Whenever "JSON" appears in a line, please copy that line from the data.

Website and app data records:
____________________
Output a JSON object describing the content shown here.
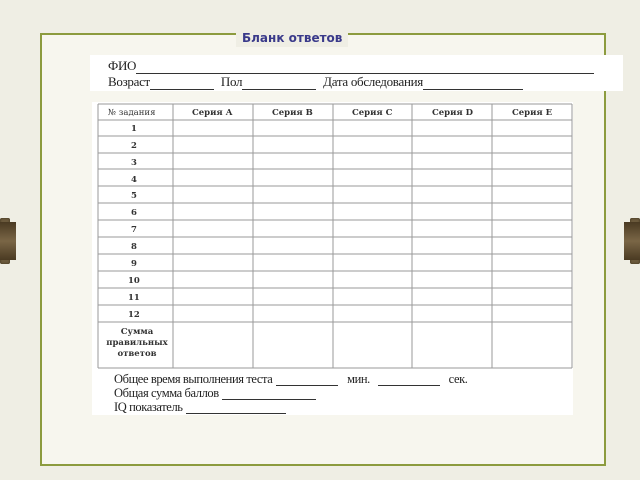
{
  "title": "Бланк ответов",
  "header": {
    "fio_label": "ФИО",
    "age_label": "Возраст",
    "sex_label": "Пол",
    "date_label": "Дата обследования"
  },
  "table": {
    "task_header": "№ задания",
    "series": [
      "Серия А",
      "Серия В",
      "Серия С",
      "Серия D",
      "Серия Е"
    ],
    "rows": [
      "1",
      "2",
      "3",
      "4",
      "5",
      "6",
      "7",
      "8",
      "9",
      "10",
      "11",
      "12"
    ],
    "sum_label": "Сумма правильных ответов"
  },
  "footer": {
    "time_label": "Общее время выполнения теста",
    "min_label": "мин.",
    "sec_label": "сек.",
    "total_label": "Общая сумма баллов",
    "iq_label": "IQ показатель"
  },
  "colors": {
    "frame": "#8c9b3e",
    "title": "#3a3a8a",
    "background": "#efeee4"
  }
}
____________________
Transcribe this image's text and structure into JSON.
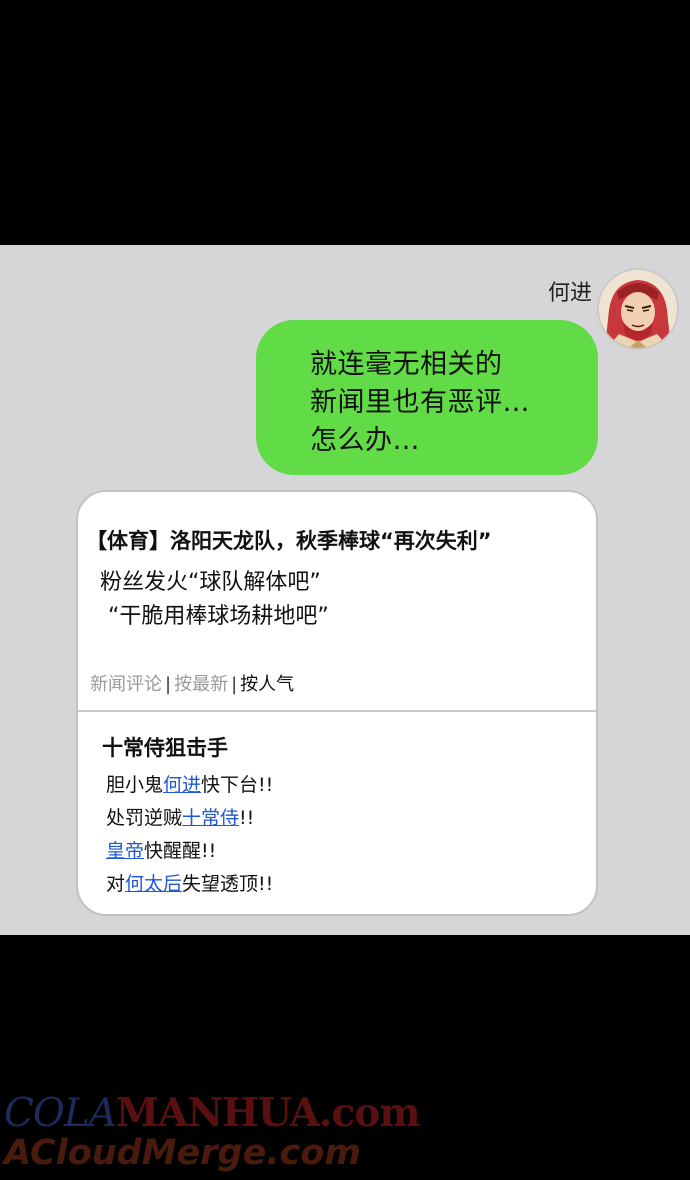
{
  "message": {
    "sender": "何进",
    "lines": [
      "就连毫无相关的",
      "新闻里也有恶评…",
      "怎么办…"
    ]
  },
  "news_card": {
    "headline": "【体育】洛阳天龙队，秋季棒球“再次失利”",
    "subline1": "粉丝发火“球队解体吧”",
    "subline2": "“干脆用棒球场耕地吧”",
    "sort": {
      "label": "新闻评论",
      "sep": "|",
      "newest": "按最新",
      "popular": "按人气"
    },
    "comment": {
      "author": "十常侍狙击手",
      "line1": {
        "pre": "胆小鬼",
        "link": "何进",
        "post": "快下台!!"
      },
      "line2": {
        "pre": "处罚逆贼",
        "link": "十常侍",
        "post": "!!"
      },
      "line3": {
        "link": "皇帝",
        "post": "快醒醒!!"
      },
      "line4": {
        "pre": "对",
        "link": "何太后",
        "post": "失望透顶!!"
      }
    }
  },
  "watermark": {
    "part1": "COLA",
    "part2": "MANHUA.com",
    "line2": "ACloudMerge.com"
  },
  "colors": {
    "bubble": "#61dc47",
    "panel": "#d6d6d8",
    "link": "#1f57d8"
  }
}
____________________
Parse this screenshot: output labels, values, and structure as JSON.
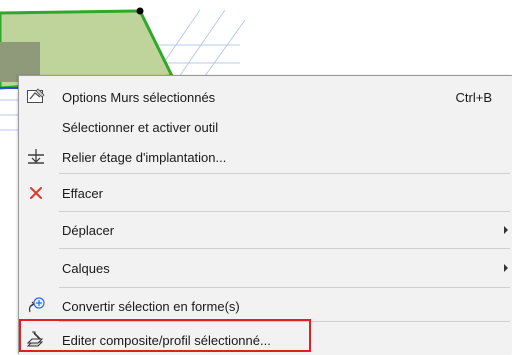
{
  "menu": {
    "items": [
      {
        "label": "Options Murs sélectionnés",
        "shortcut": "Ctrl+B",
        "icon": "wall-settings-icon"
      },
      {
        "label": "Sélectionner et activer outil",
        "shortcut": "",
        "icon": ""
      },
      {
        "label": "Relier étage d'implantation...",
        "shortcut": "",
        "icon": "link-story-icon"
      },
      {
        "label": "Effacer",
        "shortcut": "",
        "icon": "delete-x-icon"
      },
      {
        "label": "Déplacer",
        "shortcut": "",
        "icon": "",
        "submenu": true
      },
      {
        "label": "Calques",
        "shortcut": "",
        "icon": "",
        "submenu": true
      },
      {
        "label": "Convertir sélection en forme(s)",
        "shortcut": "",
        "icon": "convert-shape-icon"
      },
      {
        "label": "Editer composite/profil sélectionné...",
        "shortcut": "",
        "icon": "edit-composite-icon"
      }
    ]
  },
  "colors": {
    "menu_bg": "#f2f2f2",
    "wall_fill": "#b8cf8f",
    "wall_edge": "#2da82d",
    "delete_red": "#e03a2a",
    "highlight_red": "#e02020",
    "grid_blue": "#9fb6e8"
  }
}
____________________
### REPLY
Output a JSON object describing the content shown here.
Transcribe this image's text and structure into JSON.
Parse this screenshot: output labels, values, and structure as JSON.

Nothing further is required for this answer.